- _Task brief_
A faithful repeat of all the records, with no image kept, is the required answer.

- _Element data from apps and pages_
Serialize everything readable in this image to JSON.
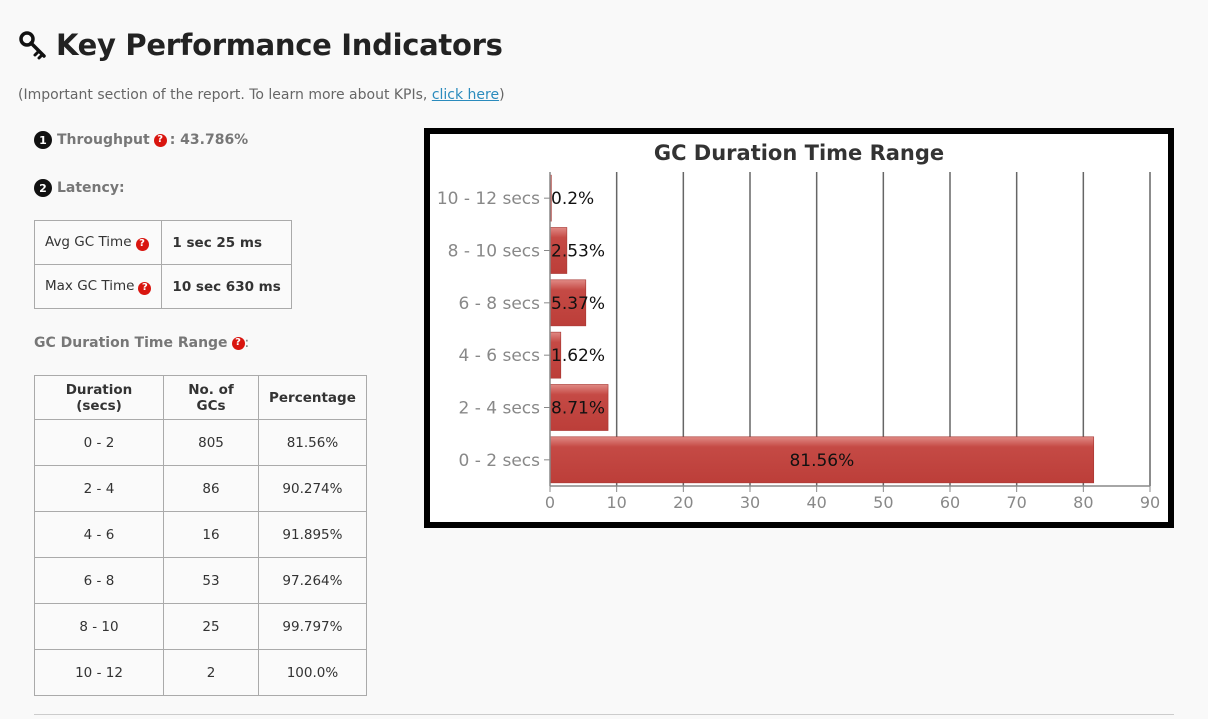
{
  "header": {
    "title": "Key Performance Indicators",
    "subtitle_prefix": "(Important section of the report. To learn more about KPIs, ",
    "subtitle_link": "click here",
    "subtitle_suffix": ")"
  },
  "throughput": {
    "badge": "1",
    "label": "Throughput",
    "value": ": 43.786%"
  },
  "latency": {
    "badge": "2",
    "label": "Latency:",
    "rows": [
      {
        "label": "Avg GC Time",
        "value": "1 sec 25 ms"
      },
      {
        "label": "Max GC Time",
        "value": "10 sec 630 ms"
      }
    ]
  },
  "gc_range": {
    "label": "GC Duration Time Range",
    "label_suffix": ":",
    "headers": [
      "Duration (secs)",
      "No. of GCs",
      "Percentage"
    ],
    "rows": [
      [
        "0 - 2",
        "805",
        "81.56%"
      ],
      [
        "2 - 4",
        "86",
        "90.274%"
      ],
      [
        "4 - 6",
        "16",
        "91.895%"
      ],
      [
        "6 - 8",
        "53",
        "97.264%"
      ],
      [
        "8 - 10",
        "25",
        "99.797%"
      ],
      [
        "10 - 12",
        "2",
        "100.0%"
      ]
    ]
  },
  "help_icon_glyph": "?",
  "colors": {
    "bar": "#c0443f",
    "help_icon": "#d9150f",
    "link": "#2a8bbd"
  },
  "chart_data": {
    "type": "bar",
    "orientation": "horizontal",
    "title": "GC Duration Time Range",
    "categories": [
      "0 - 2 secs",
      "2 - 4 secs",
      "4 - 6 secs",
      "6 - 8 secs",
      "8 - 10 secs",
      "10 - 12 secs"
    ],
    "values": [
      81.56,
      8.71,
      1.62,
      5.37,
      2.53,
      0.2
    ],
    "labels": [
      "81.56%",
      "8.71%",
      "1.62%",
      "5.37%",
      "2.53%",
      "0.2%"
    ],
    "xlim": [
      0,
      90
    ],
    "xticks": [
      0,
      10,
      20,
      30,
      40,
      50,
      60,
      70,
      80,
      90
    ],
    "grid": true
  }
}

- _Response below_
Serialize everything readable in this image to JSON.
{
  "header": {
    "title": "Key Performance Indicators",
    "subtitle_prefix": "(Important section of the report. To learn more about KPIs, ",
    "subtitle_link": "click here",
    "subtitle_suffix": ")"
  },
  "throughput": {
    "badge": "1",
    "label": "Throughput",
    "value": ": 43.786%"
  },
  "latency": {
    "badge": "2",
    "label": "Latency:",
    "rows": [
      {
        "label": "Avg GC Time",
        "value": "1 sec 25 ms"
      },
      {
        "label": "Max GC Time",
        "value": "10 sec 630 ms"
      }
    ]
  },
  "gc_range": {
    "label": "GC Duration Time Range",
    "label_suffix": ":",
    "headers": [
      "Duration (secs)",
      "No. of GCs",
      "Percentage"
    ],
    "rows": [
      [
        "0 - 2",
        "805",
        "81.56%"
      ],
      [
        "2 - 4",
        "86",
        "90.274%"
      ],
      [
        "4 - 6",
        "16",
        "91.895%"
      ],
      [
        "6 - 8",
        "53",
        "97.264%"
      ],
      [
        "8 - 10",
        "25",
        "99.797%"
      ],
      [
        "10 - 12",
        "2",
        "100.0%"
      ]
    ]
  },
  "help_icon_glyph": "?",
  "colors": {
    "bar": "#c0443f",
    "help_icon": "#d9150f",
    "link": "#2a8bbd"
  },
  "chart_data": {
    "type": "bar",
    "orientation": "horizontal",
    "title": "GC Duration Time Range",
    "categories": [
      "0 - 2 secs",
      "2 - 4 secs",
      "4 - 6 secs",
      "6 - 8 secs",
      "8 - 10 secs",
      "10 - 12 secs"
    ],
    "values": [
      81.56,
      8.71,
      1.62,
      5.37,
      2.53,
      0.2
    ],
    "labels": [
      "81.56%",
      "8.71%",
      "1.62%",
      "5.37%",
      "2.53%",
      "0.2%"
    ],
    "xlim": [
      0,
      90
    ],
    "xticks": [
      0,
      10,
      20,
      30,
      40,
      50,
      60,
      70,
      80,
      90
    ],
    "grid": true
  }
}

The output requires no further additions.